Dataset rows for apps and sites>
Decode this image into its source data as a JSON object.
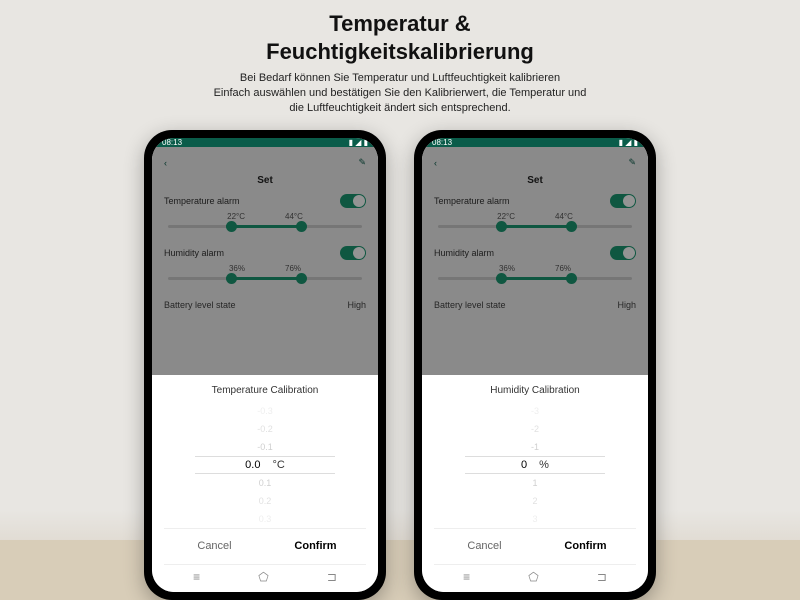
{
  "header": {
    "title_l1": "Temperatur &",
    "title_l2": "Feuchtigkeitskalibrierung",
    "desc_l1": "Bei Bedarf können Sie Temperatur und Luftfeuchtigkeit kalibrieren",
    "desc_l2": "Einfach auswählen und bestätigen Sie den Kalibrierwert, die Temperatur und",
    "desc_l3": "die Luftfeuchtigkeit ändert sich entsprechend."
  },
  "sys": {
    "time": "08:13"
  },
  "settings": {
    "page_title": "Set",
    "temp_alarm_label": "Temperature alarm",
    "temp_alarm_on": true,
    "temp_min": "22°C",
    "temp_max": "44°C",
    "hum_alarm_label": "Humidity alarm",
    "hum_alarm_on": true,
    "hum_min": "36%",
    "hum_max": "76%",
    "battery_label": "Battery level state",
    "battery_value": "High"
  },
  "picker_left": {
    "title": "Temperature Calibration",
    "options": [
      "-0.3",
      "-0.2",
      "-0.1",
      "0.0",
      "0.1",
      "0.2",
      "0.3"
    ],
    "selected": "0.0",
    "unit": "°C"
  },
  "picker_right": {
    "title": "Humidity Calibration",
    "options": [
      "-3",
      "-2",
      "-1",
      "0",
      "1",
      "2",
      "3"
    ],
    "selected": "0",
    "unit": "%"
  },
  "buttons": {
    "cancel": "Cancel",
    "confirm": "Confirm"
  },
  "nav_icons": {
    "menu": "≡",
    "home": "⬠",
    "back": "⊐"
  }
}
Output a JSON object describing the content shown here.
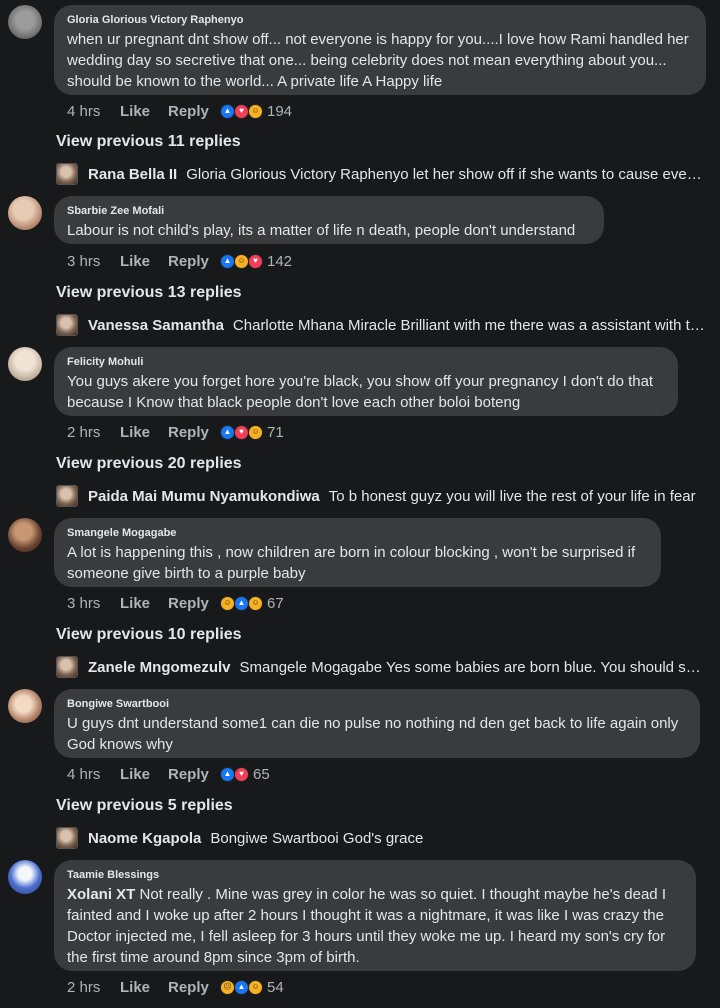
{
  "comments": [
    {
      "author": "Gloria Glorious Victory Raphenyo",
      "text": "when ur pregnant dnt show off... not everyone is happy for you....I love how Rami handled her wedding day so secretive that one... being celebrity does not mean everything about you... should be known to the world... A private life A Happy life",
      "time": "4 hrs",
      "like": "Like",
      "reply": "Reply",
      "reactions": [
        "like",
        "love",
        "haha"
      ],
      "count": "194",
      "view_previous": "View previous 11 replies",
      "reply_author": "Rana Bella II",
      "reply_text": "Gloria Glorious Victory Raphenyo let her show off if she wants to cause every one is different"
    },
    {
      "author": "Sbarbie Zee Mofali",
      "text": "Labour is not child's play, its a matter of life n death, people don't understand",
      "time": "3 hrs",
      "like": "Like",
      "reply": "Reply",
      "reactions": [
        "like",
        "haha",
        "love"
      ],
      "count": "142",
      "view_previous": "View previous 13 replies",
      "reply_author": "Vanessa Samantha",
      "reply_text": "Charlotte Mhana Miracle Brilliant with me there was a assistant with the doctor"
    },
    {
      "author": "Felicity Mohuli",
      "text": "You guys akere you forget hore you're black, you show off your pregnancy I don't do that because I Know that black people don't love each other boloi boteng",
      "time": "2 hrs",
      "like": "Like",
      "reply": "Reply",
      "reactions": [
        "like",
        "love",
        "haha"
      ],
      "count": "71",
      "view_previous": "View previous 20 replies",
      "reply_author": "Paida Mai Mumu Nyamukondiwa",
      "reply_text": "To b honest guyz you will live the rest of your life in fear"
    },
    {
      "author": "Smangele Mogagabe",
      "text": "A lot is happening this , now children are born in colour blocking , won't be surprised if someone give birth to a purple baby",
      "time": "3 hrs",
      "like": "Like",
      "reply": "Reply",
      "reactions": [
        "haha",
        "like",
        "haha"
      ],
      "count": "67",
      "view_previous": "View previous 10 replies",
      "reply_author": "Zanele Mngomezulv",
      "reply_text": "Smangele Mogagabe Yes some babies are born blue. You should see them"
    },
    {
      "author": "Bongiwe Swartbooi",
      "text": "U guys dnt understand some1 can die no pulse no nothing nd den get back to life again only God knows why",
      "time": "4 hrs",
      "like": "Like",
      "reply": "Reply",
      "reactions": [
        "like",
        "love"
      ],
      "count": "65",
      "view_previous": "View previous 5 replies",
      "reply_author": "Naome Kgapola",
      "reply_text": "Bongiwe Swartbooi God's grace"
    },
    {
      "author": "Taamie Blessings",
      "tag": "Xolani XT",
      "text": " Not really .  Mine was grey in color he was so quiet.  I thought maybe he's dead I fainted and I woke up after 2 hours I thought it was a nightmare, it was like I was crazy  the Doctor injected me, I fell asleep for 3 hours until they woke me up.  I heard my son's cry for the first time around 8pm since 3pm of birth.",
      "time": "2 hrs",
      "like": "Like",
      "reply": "Reply",
      "reactions": [
        "sad",
        "like",
        "haha"
      ],
      "count": "54"
    }
  ]
}
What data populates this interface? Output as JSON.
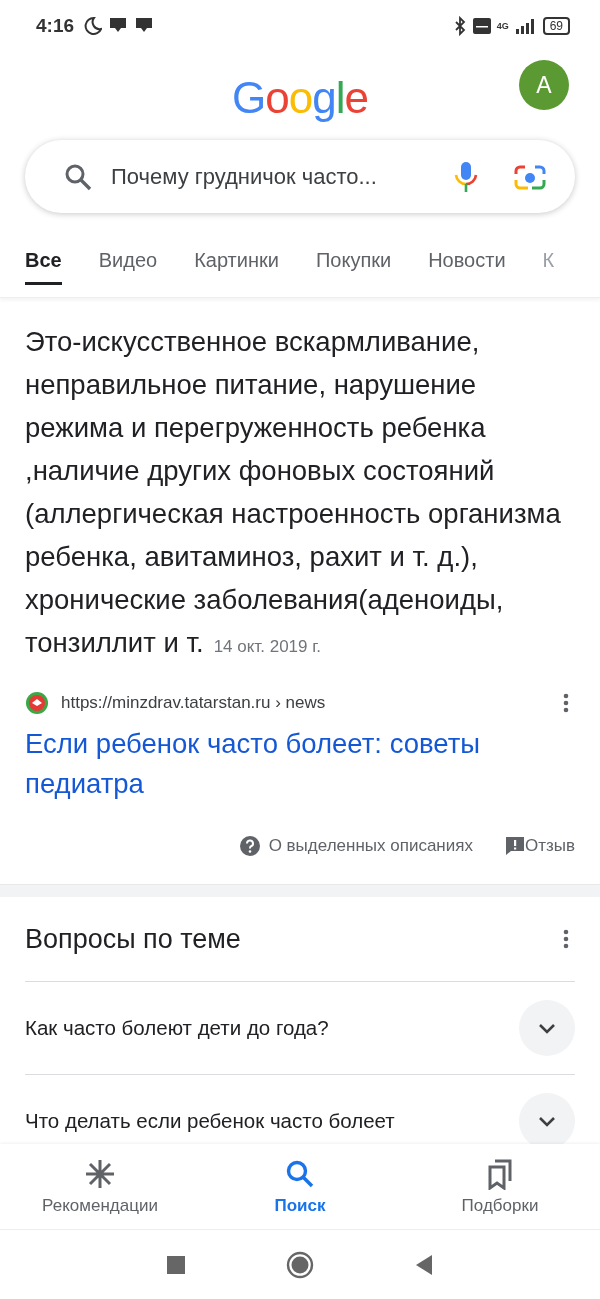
{
  "status_bar": {
    "time": "4:16",
    "battery": "69",
    "network": "4G"
  },
  "header": {
    "logo": "Google",
    "avatar": "A"
  },
  "search": {
    "value": "Почему грудничок часто..."
  },
  "tabs": [
    {
      "label": "Все",
      "selected": true
    },
    {
      "label": "Видео",
      "selected": false
    },
    {
      "label": "Картинки",
      "selected": false
    },
    {
      "label": "Покупки",
      "selected": false
    },
    {
      "label": "Новости",
      "selected": false
    },
    {
      "label": "К",
      "selected": false
    }
  ],
  "featured_snippet": {
    "text": "Это-искусственное вскармливание, неправильное питание, нарушение режима и перегруженность ребенка ,наличие других фоновых состояний (аллергическая настроенность организма ребенка, авитаминоз, рахит и т. д.), хронические заболевания(аденоиды, тонзиллит и т.",
    "date": "14 окт. 2019 г.",
    "url": "https://minzdrav.tatarstan.ru › news",
    "title": "Если ребенок часто болеет: советы педиатра",
    "about": "О выделенных описаниях",
    "feedback": "Отзыв"
  },
  "related_questions": {
    "title": "Вопросы по теме",
    "items": [
      {
        "text": "Как часто болеют дети до года?",
        "expanded": false
      },
      {
        "text": "Что делать если ребенок часто болеет",
        "expanded": false
      }
    ]
  },
  "bottom_nav": [
    {
      "label": "Рекомендации",
      "kind": "discover",
      "selected": false
    },
    {
      "label": "Поиск",
      "kind": "search",
      "selected": true
    },
    {
      "label": "Подборки",
      "kind": "collections",
      "selected": false
    }
  ]
}
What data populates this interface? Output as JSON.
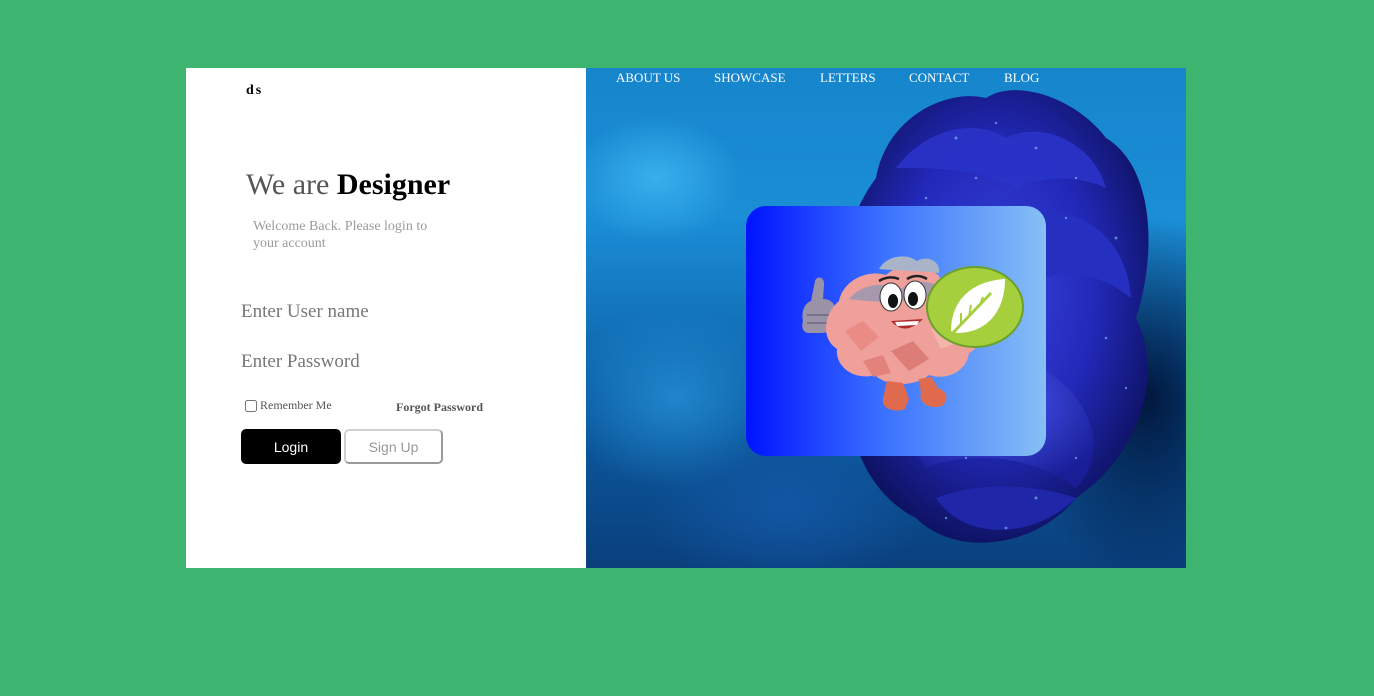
{
  "logo": "ds",
  "headline": {
    "prefix": "We are ",
    "emphasis": "Designer"
  },
  "welcome_text": "Welcome Back. Please login to your account",
  "form": {
    "username_placeholder": "Enter User name",
    "password_placeholder": "Enter Password",
    "remember_label": "Remember Me",
    "remember_checked": false,
    "forgot_label": "Forgot Password",
    "login_label": "Login",
    "signup_label": "Sign Up"
  },
  "nav": {
    "items": [
      {
        "label": "ABOUT US"
      },
      {
        "label": "SHOWCASE"
      },
      {
        "label": "LETTERS"
      },
      {
        "label": "CONTACT"
      },
      {
        "label": "BLOG"
      }
    ]
  },
  "colors": {
    "page_background": "#3db571",
    "card_gradient_start": "#0012ff",
    "card_gradient_end": "#86c0f5",
    "login_button": "#000000"
  },
  "icons": {
    "card_image": "brain-mascot-with-leaf-icon",
    "background_image": "blue-rose-image"
  }
}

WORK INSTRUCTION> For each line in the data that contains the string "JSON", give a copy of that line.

EXERCISE RESULT>
Decode this image into its source data as a JSON object.
Output a JSON object describing the content shown here.
What data populates this interface? Output as JSON.
What data populates this interface? Output as JSON.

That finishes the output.